Water and boating activity as dispersal vectors for Schinus terebinthifolius (Brazilian pepper) seeds in freshwater and estuarine habitats
Abbreviated Journal Title
exotic species; hydrochory; invasive species; water dispersal; PROPAGULE PRESSURE; INVASIVE PLANTS; GAS-EXCHANGE; GROWTH; RECRUITMENT; FLORIDA; MANAGEMENT; Environmental Sciences; Marine & Freshwater Biology
Schinus terebinthifolius (Brazilian pepper), a native of South America, is currently naturalized in 20 countries worldwide and can alter native systems by displacing flora and forming monotypic stands. The primary described mechanism of seed dispersal is through consumption of fruits by birds and mammals. We evaluated an alternative dispersal method by evaluating the potential for S. terebinthifolius growing in freshwater and estuarine environments to disperse via water currents.
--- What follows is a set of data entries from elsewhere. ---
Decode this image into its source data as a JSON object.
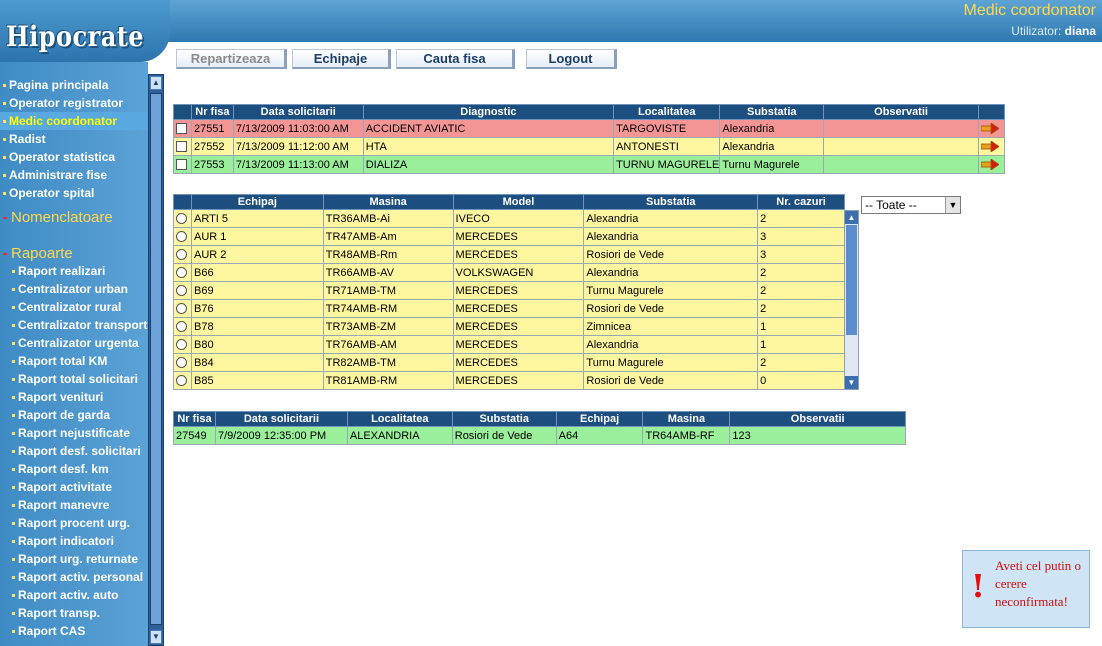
{
  "app": {
    "logo": "Hipocrate",
    "role": "Medic coordonator",
    "user_label": "Utilizator:",
    "user_name": "diana"
  },
  "toolbar": {
    "repartizeaza": "Repartizeaza",
    "echipaje": "Echipaje",
    "cauta_fisa": "Cauta fisa",
    "logout": "Logout"
  },
  "sidebar": {
    "items": [
      "Pagina principala",
      "Operator registrator",
      "Medic coordonator",
      "Radist",
      "Operator statistica",
      "Administrare fise",
      "Operator spital"
    ],
    "active_index": 2,
    "section_nomenclatoare": "Nomenclatoare",
    "section_rapoarte": "Rapoarte",
    "reports": [
      "Raport realizari",
      "Centralizator urban",
      "Centralizator rural",
      "Centralizator transport",
      "Centralizator urgenta",
      "Raport total KM",
      "Raport total solicitari",
      "Raport venituri",
      "Raport de garda",
      "Raport nejustificate",
      "Raport desf. solicitari",
      "Raport desf. km",
      "Raport activitate",
      "Raport manevre",
      "Raport procent urg.",
      "Raport indicatori",
      "Raport urg. returnate",
      "Raport activ. personal",
      "Raport activ. auto",
      "Raport transp.",
      "Raport CAS"
    ]
  },
  "requests": {
    "headers": [
      "",
      "Nr fisa",
      "Data solicitarii",
      "Diagnostic",
      "Localitatea",
      "Substatia",
      "Observatii",
      ""
    ],
    "rows": [
      {
        "nr": "27551",
        "data": "7/13/2009 11:03:00 AM",
        "diag": "ACCIDENT AVIATIC",
        "loc": "TARGOVISTE",
        "sub": "Alexandria",
        "obs": "",
        "color": "#f49595"
      },
      {
        "nr": "27552",
        "data": "7/13/2009 11:12:00 AM",
        "diag": "HTA",
        "loc": "ANTONESTI",
        "sub": "Alexandria",
        "obs": "",
        "color": "#fff6a0"
      },
      {
        "nr": "27553",
        "data": "7/13/2009 11:13:00 AM",
        "diag": "DIALIZA",
        "loc": "TURNU MAGURELE",
        "sub": "Turnu Magurele",
        "obs": "",
        "color": "#9aef9a"
      }
    ]
  },
  "crews": {
    "headers": [
      "",
      "Echipaj",
      "Masina",
      "Model",
      "Substatia",
      "Nr. cazuri"
    ],
    "filter_value": "-- Toate --",
    "rows": [
      {
        "echipaj": "ARTI 5",
        "masina": "TR36AMB-Ai",
        "model": "IVECO",
        "sub": "Alexandria",
        "nr": "2"
      },
      {
        "echipaj": "AUR 1",
        "masina": "TR47AMB-Am",
        "model": "MERCEDES",
        "sub": "Alexandria",
        "nr": "3"
      },
      {
        "echipaj": "AUR 2",
        "masina": "TR48AMB-Rm",
        "model": "MERCEDES",
        "sub": "Rosiori de Vede",
        "nr": "3"
      },
      {
        "echipaj": "B66",
        "masina": "TR66AMB-AV",
        "model": "VOLKSWAGEN",
        "sub": "Alexandria",
        "nr": "2"
      },
      {
        "echipaj": "B69",
        "masina": "TR71AMB-TM",
        "model": "MERCEDES",
        "sub": "Turnu Magurele",
        "nr": "2"
      },
      {
        "echipaj": "B76",
        "masina": "TR74AMB-RM",
        "model": "MERCEDES",
        "sub": "Rosiori de Vede",
        "nr": "2"
      },
      {
        "echipaj": "B78",
        "masina": "TR73AMB-ZM",
        "model": "MERCEDES",
        "sub": "Zimnicea",
        "nr": "1"
      },
      {
        "echipaj": "B80",
        "masina": "TR76AMB-AM",
        "model": "MERCEDES",
        "sub": "Alexandria",
        "nr": "1"
      },
      {
        "echipaj": "B84",
        "masina": "TR82AMB-TM",
        "model": "MERCEDES",
        "sub": "Turnu Magurele",
        "nr": "2"
      },
      {
        "echipaj": "B85",
        "masina": "TR81AMB-RM",
        "model": "MERCEDES",
        "sub": "Rosiori de Vede",
        "nr": "0"
      }
    ]
  },
  "assigned": {
    "headers": [
      "Nr fisa",
      "Data solicitarii",
      "Localitatea",
      "Substatia",
      "Echipaj",
      "Masina",
      "Observatii"
    ],
    "rows": [
      {
        "nr": "27549",
        "data": "7/9/2009 12:35:00 PM",
        "loc": "ALEXANDRIA",
        "sub": "Rosiori de Vede",
        "echipaj": "A64",
        "masina": "TR64AMB-RF",
        "obs": "123"
      }
    ]
  },
  "alert": {
    "message": "Aveti cel putin o cerere neconfirmata!"
  },
  "icons": {
    "sidebar_up": "scroll-up-arrow-icon",
    "sidebar_down": "scroll-down-arrow-icon",
    "row_action": "arrow-right-icon",
    "alert": "exclamation-icon"
  }
}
Specifically, we: (1) determined the duration fruits remained buoyant in three salinities, (2) estimated the viability of seeds after 7 days in water, (3) estimated the dispersal rate of floating solitary fruits, and (4) examined the role of boat wakes in moving seeds above mean high water at the shoreline. The length of time fruits floated in 0 ppt water (4.9 days) was significantly less than 15 ppt saltwater (6.2 days), and 30 ppt saltwater (6.9 days). After 7 days, over 13% of seeds remained viable in 0 ppt, 15 ppt, and 30 ppt water. By combining mean dispersal rates and the mean number of days fruits floated, we calculated individual fruits could be transported 16.9 km in 0 ppt and over 22 km in 15 and 30 ppt water. To increase germination, seeds must be stranded above the intertidal zone. Wind wakes alone never achieved this result; however, boat wakes plus wind wakes significantly increased the movement of fruits above the intertidal region into drier soils. The use of both vertebrate dispersal vectors and water dispersal may potentially increase the rate of invasion, establishment, and survival of S. terebinthifolius in freshwater and estuarine environments.
Estuaries and Coasts
"Water and boating activity as dispersal vectors for Schinus terebinthifolius (Brazilian pepper) seeds in freshwater and estuarine habitats" (2008). Faculty Bibliography 2000s. 284.